Even though God’s breath doesn’t need to contain words, He speaks in His overflowing generosity, and all the world is created. Multiplicity is real because God speaks many words – an infinite number of them, in fact, corresponding to the infinity of manifested objects. What characteristics the objects have depends upon the words God speaks. Thus there are ninety-nine different names of God (The Merciful, The Abaser, The Guarantor, etc.) which act as intermediaries between existence and nonexistence. Things of the manifest world are formed out of the conflation of any number of these names with any amount of purity. These ninety-nine names are all aspects of the one name: Allah, which encompasses all possible names in every possible way, both manifest and non-manifest.
Within this situation, the human being also exists as a relatively non-existent entity, described by a concatenation (with relative purity) of the names. In some people and at some times, one or another of the names becomes more manifested and understood than the other names. According to Ibn al-‘Arabī, the goal of a spiritual seeker is to manifest all of the ninety-nine names with equal perfection and harmony, thus becoming “the Perfect Man”. Humans are unique among beings of the world because they have the potential to comprehend and manifest allof the names, because God taught Adam all the names (2:30); all other things (minerals, plants, animals, angels) are created within known and fixed stations. If this perfection is achieved, the human would be a manifestation of what Ibn al-‘Arabī calls the “Muhammadan Reality” (Chittick, 1994), where instead of being stationed within any one or combination of names, the human stands equally within all the names at once: the “Station of No Station”. In order to achieve this state, rather than try to manifest all the divine names, which can lead to an arrogance of assuming that “I am like God”, it is better to try to get rid of all the particularly human attributes, so that what is left is the wujūd of God alone. The path of this struggle is one of surrendering oneself to God, of submission (islam) to God.
As we can see, the concept of wahdat al-wujūd is a central aspect of Ibn al-‘Arabī’s thought. Although he did not initially conceive of the idea, Ibn al’Arabī’s portrayal and discussion of the oneness of being clarified and brought to new light one of the most foundational aspects of Islam. According to Chittick, wahdat al-wujūd “is the most famous single theoretical issue in Sufi works of the later period, especially in the area under Persian influence.” (Chittick 2007). The concept was not universally accepted however, and was attacked by scholars such as Ibn Taymiya (d. 1328 C.E.), who actually did much to associate the concept with Ibn al-‘Arabī (Chittick 2007).
Al-‘Arabī, Ibn. On the New Creation. Accessed 05/05/07 from http://mac.abc.se/home/onesr/ez/sdg/spk96.html
Chittick, W.C. (1989) The Sufi Path of Knowledge: Ibn al-‘Arabī’s Metaphysics of Imagination. Albany: State University of New York Press.
Chittick, W.C. (1994) Imaginal Worlds: Ibn al’Arabī and the Problem of Religious Diversity. Albany: State University of New York Press.

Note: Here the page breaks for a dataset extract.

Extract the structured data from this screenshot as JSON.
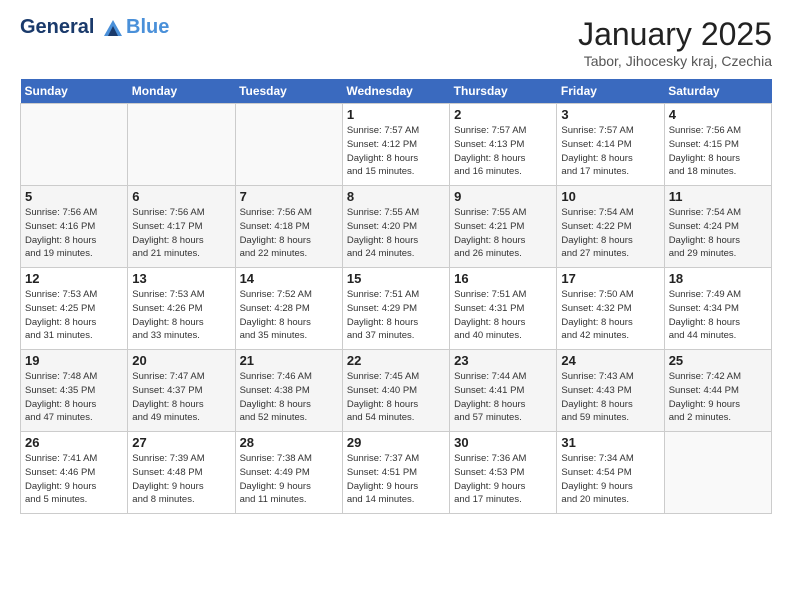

Chittick, W.C. (2007) Ibn al-‘Arabī. Accessed 05/03/07 from http://www.uga.edu/islam/ibnarab.html
Neusser, O.K. (2005) On Wahdat-ul Wujūd Accessed 05/05/07 from http://www.livingislam.org/i/wwon_e.html